Babylon is back in the news again… this time for passing medical exams! 
No deal this week for Babylon, but they did pass their medical exam! According to Babylon, their chatbot is able to diagnose medical conditions as accurately as a GPs (I.e. Humans). It revealed the artificial intelligence bot at an event held at the Royal College of Physicians. The chatbot AI has been tested on what Babylon said was a representative set of questions from the Membership of the Royal College of General Practitioners exam. Babylon said that the first time its AI sat the exam, it achieved a score of 81%.

Personalised breast cancer care to be delivered by DNA Bar Code

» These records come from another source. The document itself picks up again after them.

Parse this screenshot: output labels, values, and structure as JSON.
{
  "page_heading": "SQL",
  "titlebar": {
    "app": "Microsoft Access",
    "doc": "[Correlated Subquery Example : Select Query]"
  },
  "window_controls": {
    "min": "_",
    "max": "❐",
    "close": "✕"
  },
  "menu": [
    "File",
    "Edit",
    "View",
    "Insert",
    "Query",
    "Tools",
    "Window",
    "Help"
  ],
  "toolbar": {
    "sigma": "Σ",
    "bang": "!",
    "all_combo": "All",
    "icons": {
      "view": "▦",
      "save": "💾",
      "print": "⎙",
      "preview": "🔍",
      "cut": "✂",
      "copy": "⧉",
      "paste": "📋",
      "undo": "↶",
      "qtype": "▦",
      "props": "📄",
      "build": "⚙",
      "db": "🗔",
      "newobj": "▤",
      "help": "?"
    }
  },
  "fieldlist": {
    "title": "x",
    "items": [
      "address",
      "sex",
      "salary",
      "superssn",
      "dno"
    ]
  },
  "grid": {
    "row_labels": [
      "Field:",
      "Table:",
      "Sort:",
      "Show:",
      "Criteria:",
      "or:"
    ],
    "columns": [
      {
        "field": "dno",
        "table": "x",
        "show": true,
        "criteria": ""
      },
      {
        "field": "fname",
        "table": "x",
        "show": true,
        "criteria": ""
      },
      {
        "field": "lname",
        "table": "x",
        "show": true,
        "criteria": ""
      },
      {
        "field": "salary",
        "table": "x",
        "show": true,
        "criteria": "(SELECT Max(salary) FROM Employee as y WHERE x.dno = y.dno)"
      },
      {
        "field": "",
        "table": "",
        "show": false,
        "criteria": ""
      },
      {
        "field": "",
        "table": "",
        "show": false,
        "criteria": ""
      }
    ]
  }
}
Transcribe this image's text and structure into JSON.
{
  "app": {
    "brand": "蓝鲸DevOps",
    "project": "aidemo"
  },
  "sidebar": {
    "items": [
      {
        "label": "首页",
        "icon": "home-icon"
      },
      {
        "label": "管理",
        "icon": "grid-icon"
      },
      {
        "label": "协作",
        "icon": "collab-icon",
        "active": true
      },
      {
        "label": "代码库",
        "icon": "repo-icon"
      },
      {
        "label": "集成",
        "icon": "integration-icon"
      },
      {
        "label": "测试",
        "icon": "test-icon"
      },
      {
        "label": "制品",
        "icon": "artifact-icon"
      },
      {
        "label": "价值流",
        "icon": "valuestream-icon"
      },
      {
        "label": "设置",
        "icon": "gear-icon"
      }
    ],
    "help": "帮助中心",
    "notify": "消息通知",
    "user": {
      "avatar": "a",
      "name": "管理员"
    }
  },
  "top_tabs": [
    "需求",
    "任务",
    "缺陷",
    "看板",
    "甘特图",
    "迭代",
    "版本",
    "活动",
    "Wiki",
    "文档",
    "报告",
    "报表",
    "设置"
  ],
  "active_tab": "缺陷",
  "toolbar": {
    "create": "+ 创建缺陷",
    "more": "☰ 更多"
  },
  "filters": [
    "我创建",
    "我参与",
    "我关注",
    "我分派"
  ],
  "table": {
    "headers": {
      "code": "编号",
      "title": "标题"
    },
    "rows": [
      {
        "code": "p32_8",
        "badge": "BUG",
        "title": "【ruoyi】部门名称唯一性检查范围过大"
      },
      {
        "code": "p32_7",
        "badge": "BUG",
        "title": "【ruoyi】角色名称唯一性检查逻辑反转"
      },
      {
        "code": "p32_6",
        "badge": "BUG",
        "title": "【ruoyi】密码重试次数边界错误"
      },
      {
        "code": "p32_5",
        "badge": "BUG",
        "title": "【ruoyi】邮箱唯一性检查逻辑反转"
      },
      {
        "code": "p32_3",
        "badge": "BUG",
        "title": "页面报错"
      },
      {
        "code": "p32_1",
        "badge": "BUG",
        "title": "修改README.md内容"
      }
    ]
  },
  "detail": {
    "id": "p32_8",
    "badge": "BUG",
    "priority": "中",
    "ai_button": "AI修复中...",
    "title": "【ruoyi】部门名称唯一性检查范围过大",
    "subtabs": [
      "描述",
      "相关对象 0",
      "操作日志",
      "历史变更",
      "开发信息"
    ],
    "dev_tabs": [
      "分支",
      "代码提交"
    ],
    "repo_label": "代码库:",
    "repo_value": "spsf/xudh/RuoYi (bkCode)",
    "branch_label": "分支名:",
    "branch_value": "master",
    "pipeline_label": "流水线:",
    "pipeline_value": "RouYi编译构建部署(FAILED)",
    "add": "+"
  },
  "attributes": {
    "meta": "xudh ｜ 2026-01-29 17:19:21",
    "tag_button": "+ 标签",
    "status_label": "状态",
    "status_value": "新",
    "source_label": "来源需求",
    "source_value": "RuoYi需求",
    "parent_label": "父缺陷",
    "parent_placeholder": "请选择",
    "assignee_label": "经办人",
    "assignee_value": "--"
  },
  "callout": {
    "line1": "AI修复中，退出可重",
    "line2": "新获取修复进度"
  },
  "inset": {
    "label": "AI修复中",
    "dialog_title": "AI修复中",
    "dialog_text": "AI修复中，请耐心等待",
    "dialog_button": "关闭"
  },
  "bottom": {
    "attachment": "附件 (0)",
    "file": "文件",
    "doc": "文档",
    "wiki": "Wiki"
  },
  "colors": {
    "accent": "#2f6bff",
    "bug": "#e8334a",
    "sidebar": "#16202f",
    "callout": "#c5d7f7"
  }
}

Treatment of breast cancer care is set to transform thanks to advances in Genetics according to scientists in Cambridge. This week it was reported that women, who have joined the Personalised Breast Cancer Programme in Cambridge, are having their genetic code mapped when diagnosed with cancer. The ability to do this is helping doctors chose the right treatment for each patient and reveal whether the cancer is becoming resistant to treatment. To date, 275 women have joined the Personalised Breast Cancer Programme in Cambridge, which was launched in 2016 with just over £1m funding from Addenbrooke’s Charitable Trust and the aim is to enroll 2,000 patients in the next 4 years.

Interesting reads for the weekend: